The stark comparisons between the men who led Poland, Hungary, the US, and Russia at the end of the Cold War and the current leaders of those countries are there to be made and are undoubtedly worth dwelling on though Meeting Gorbachev does not do so. The pieces are there for Herzog to create a searing moral indictment of the catastrophic failures of leadership and morality that are responsible for this utterly grotesque farce of a geopolitical catastrophe we currently live in. Instead of putting those angry pieces together for us, he shows us the 600 km human chain the folks formed in the Baltics, he shows us an Austrian news presenter who spends more time talking about how to get rid of slugs than the Hungarians cutting down the literal part of the Iron Curtain, he shows us the Monday protesters chanting “Wir Sind das Volk” “WE are the people.” Herzog wants us to dwell on expressions of hope and bewilderment, on the dreams Gorbachev’s work inspired and/or moved forward, not frustration and not rage.
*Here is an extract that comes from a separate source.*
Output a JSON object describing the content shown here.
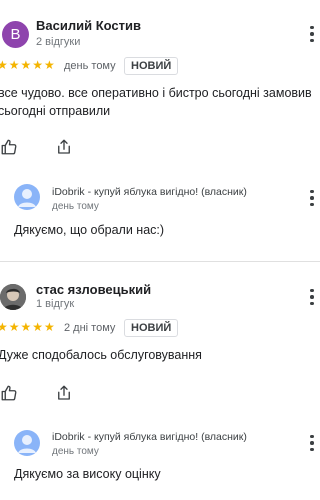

Herzog and Singer also show us what kind of man Gorbachev is and was, the man in the chair across from him, the man who mourns the death of his wife, now and then. It is powerfully fitting that this film ends with Gorbachev’s attempt to grapple with his legacy, what is and what could have been. Herzog bluntly asks Gorbachev to share his epitaph. Gorbachev demurs, offering only one that he liked from a friend, which is beautiful in its agonizing simplicity: “We tried.” That still gets to me. I don’t think Gorbachev meant it in an angry way, but in my current state of mind, that’s as close as the film gets to a f#&$ you to the jackasses strutting around the world stage today, who will never be able to say with any honesty or justice that they tried to make the world a better place. Herzog does not want to leave us with that anger though, as plainly as it pulses in my blood; he wants to leave us with poetry. Meeting Gorbachev is an act of remembering, an attempt to dream out loud again the impossible dreams of democracy, freedom, and nuclear disarmament so that what could have been might some day be.